» Required work
Once the images are removed, repeat all of the entries exactly.
── Data for processing
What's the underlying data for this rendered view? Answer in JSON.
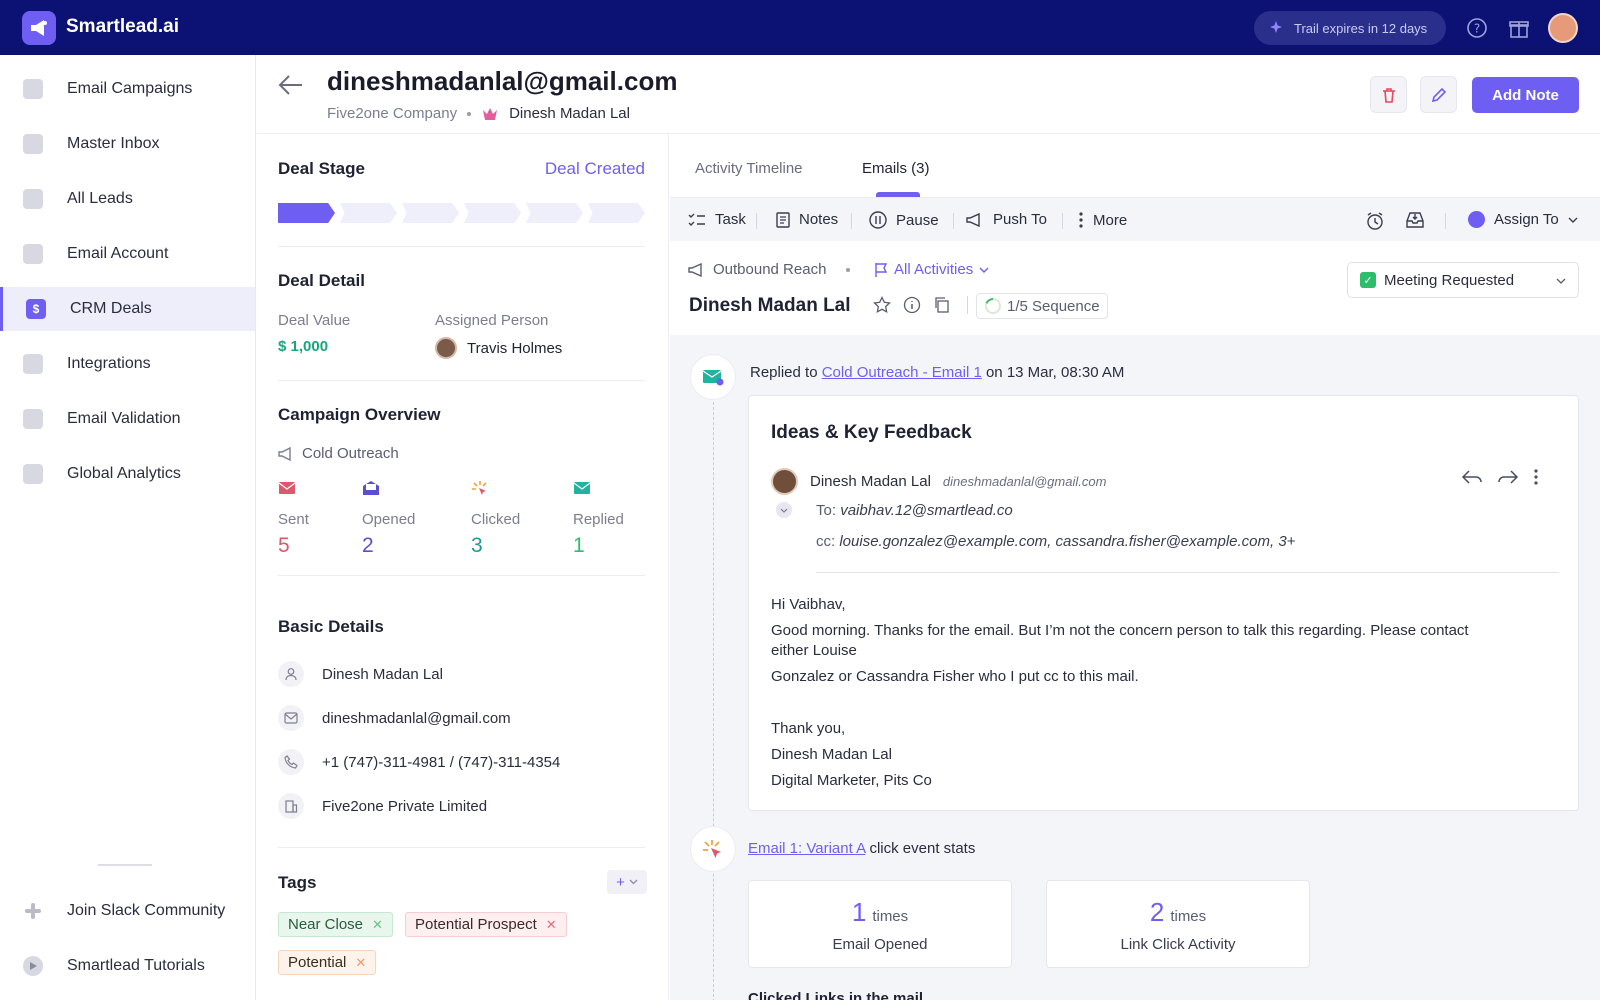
{
  "app": {
    "brand": "Smartlead.ai",
    "trial": "Trail expires in 12 days"
  },
  "sidebar": {
    "items": [
      {
        "label": "Email Campaigns"
      },
      {
        "label": "Master Inbox"
      },
      {
        "label": "All Leads"
      },
      {
        "label": "Email Account"
      },
      {
        "label": "CRM Deals",
        "icon_text": "$"
      },
      {
        "label": "Integrations"
      },
      {
        "label": "Email Validation"
      },
      {
        "label": "Global Analytics"
      }
    ],
    "bottom": [
      {
        "label": "Join Slack Community"
      },
      {
        "label": "Smartlead Tutorials"
      }
    ]
  },
  "header": {
    "email": "dineshmadanlal@gmail.com",
    "company": "Five2one Company",
    "person": "Dinesh Madan Lal",
    "add_note": "Add Note"
  },
  "deal": {
    "stage_title": "Deal Stage",
    "stage_value": "Deal Created",
    "detail_title": "Deal Detail",
    "value_label": "Deal Value",
    "value": "$ 1,000",
    "assigned_label": "Assigned Person",
    "assigned": "Travis Holmes",
    "campaign_title": "Campaign Overview",
    "campaign_name": "Cold Outreach",
    "stats": [
      {
        "label": "Sent",
        "value": "5",
        "color": "#e0566d"
      },
      {
        "label": "Opened",
        "value": "2",
        "color": "#5b4fd1"
      },
      {
        "label": "Clicked",
        "value": "3",
        "color": "#1a9e8a"
      },
      {
        "label": "Replied",
        "value": "1",
        "color": "#2ebd6b"
      }
    ],
    "basic_title": "Basic Details",
    "basic": {
      "name": "Dinesh Madan Lal",
      "email": "dineshmadanlal@gmail.com",
      "phone": "+1 (747)-311-4981 / (747)-311-4354",
      "company": "Five2one Private Limited"
    },
    "tags_title": "Tags",
    "tags": [
      "Near Close",
      "Potential Prospect",
      "Potential"
    ]
  },
  "tabs": [
    "Activity Timeline",
    "Emails (3)"
  ],
  "toolbar": {
    "task": "Task",
    "notes": "Notes",
    "pause": "Pause",
    "push": "Push To",
    "more": "More",
    "assign": "Assign To"
  },
  "lead": {
    "source": "Outbound Reach",
    "filter": "All Activities",
    "name": "Dinesh Madan Lal",
    "sequence": "1/5 Sequence",
    "status": "Meeting Requested"
  },
  "timeline": {
    "reply_prefix": "Replied to",
    "reply_link": "Cold Outreach - Email 1",
    "reply_suffix": "on 13 Mar, 08:30 AM",
    "email": {
      "subject": "Ideas & Key Feedback",
      "from_name": "Dinesh Madan Lal",
      "from_addr": "dineshmadanlal@gmail.com",
      "to_label": "To:",
      "to": "vaibhav.12@smartlead.co",
      "cc_label": "cc:",
      "cc": "louise.gonzalez@example.com, cassandra.fisher@example.com, 3+",
      "body": [
        "Hi Vaibhav,",
        "Good morning. Thanks for the email. But I’m not the concern person to talk this regarding. Please contact either Louise",
        "Gonzalez or Cassandra Fisher who I put cc to this mail.",
        "Thank you,",
        "Dinesh Madan Lal",
        "Digital Marketer, Pits Co"
      ]
    },
    "click_link": "Email 1: Variant A",
    "click_suffix": "click event stats",
    "click_stats": [
      {
        "num": "1",
        "unit": "times",
        "label": "Email Opened"
      },
      {
        "num": "2",
        "unit": "times",
        "label": "Link Click Activity"
      }
    ],
    "clicked_links_title": "Clicked Links in the mail"
  },
  "colors": {
    "accent": "#6e5ff2",
    "topbar": "#0c1274"
  }
}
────
» Task answer
What's the underlying data for this rendered view? Answer in JSON.
{
  "app": {
    "brand": "Smartlead.ai",
    "trial": "Trail expires in 12 days"
  },
  "sidebar": {
    "items": [
      {
        "label": "Email Campaigns"
      },
      {
        "label": "Master Inbox"
      },
      {
        "label": "All Leads"
      },
      {
        "label": "Email Account"
      },
      {
        "label": "CRM Deals",
        "icon_text": "$"
      },
      {
        "label": "Integrations"
      },
      {
        "label": "Email Validation"
      },
      {
        "label": "Global Analytics"
      }
    ],
    "bottom": [
      {
        "label": "Join Slack Community"
      },
      {
        "label": "Smartlead Tutorials"
      }
    ]
  },
  "header": {
    "email": "dineshmadanlal@gmail.com",
    "company": "Five2one Company",
    "person": "Dinesh Madan Lal",
    "add_note": "Add Note"
  },
  "deal": {
    "stage_title": "Deal Stage",
    "stage_value": "Deal Created",
    "detail_title": "Deal Detail",
    "value_label": "Deal Value",
    "value": "$ 1,000",
    "assigned_label": "Assigned Person",
    "assigned": "Travis Holmes",
    "campaign_title": "Campaign Overview",
    "campaign_name": "Cold Outreach",
    "stats": [
      {
        "label": "Sent",
        "value": "5",
        "color": "#e0566d"
      },
      {
        "label": "Opened",
        "value": "2",
        "color": "#5b4fd1"
      },
      {
        "label": "Clicked",
        "value": "3",
        "color": "#1a9e8a"
      },
      {
        "label": "Replied",
        "value": "1",
        "color": "#2ebd6b"
      }
    ],
    "basic_title": "Basic Details",
    "basic": {
      "name": "Dinesh Madan Lal",
      "email": "dineshmadanlal@gmail.com",
      "phone": "+1 (747)-311-4981 / (747)-311-4354",
      "company": "Five2one Private Limited"
    },
    "tags_title": "Tags",
    "tags": [
      "Near Close",
      "Potential Prospect",
      "Potential"
    ]
  },
  "tabs": [
    "Activity Timeline",
    "Emails (3)"
  ],
  "toolbar": {
    "task": "Task",
    "notes": "Notes",
    "pause": "Pause",
    "push": "Push To",
    "more": "More",
    "assign": "Assign To"
  },
  "lead": {
    "source": "Outbound Reach",
    "filter": "All Activities",
    "name": "Dinesh Madan Lal",
    "sequence": "1/5 Sequence",
    "status": "Meeting Requested"
  },
  "timeline": {
    "reply_prefix": "Replied to",
    "reply_link": "Cold Outreach - Email 1",
    "reply_suffix": "on 13 Mar, 08:30 AM",
    "email": {
      "subject": "Ideas & Key Feedback",
      "from_name": "Dinesh Madan Lal",
      "from_addr": "dineshmadanlal@gmail.com",
      "to_label": "To:",
      "to": "vaibhav.12@smartlead.co",
      "cc_label": "cc:",
      "cc": "louise.gonzalez@example.com, cassandra.fisher@example.com, 3+",
      "body": [
        "Hi Vaibhav,",
        "Good morning. Thanks for the email. But I’m not the concern person to talk this regarding. Please contact either Louise",
        "Gonzalez or Cassandra Fisher who I put cc to this mail.",
        "Thank you,",
        "Dinesh Madan Lal",
        "Digital Marketer, Pits Co"
      ]
    },
    "click_link": "Email 1: Variant A",
    "click_suffix": "click event stats",
    "click_stats": [
      {
        "num": "1",
        "unit": "times",
        "label": "Email Opened"
      },
      {
        "num": "2",
        "unit": "times",
        "label": "Link Click Activity"
      }
    ],
    "clicked_links_title": "Clicked Links in the mail"
  },
  "colors": {
    "accent": "#6e5ff2",
    "topbar": "#0c1274"
  }
}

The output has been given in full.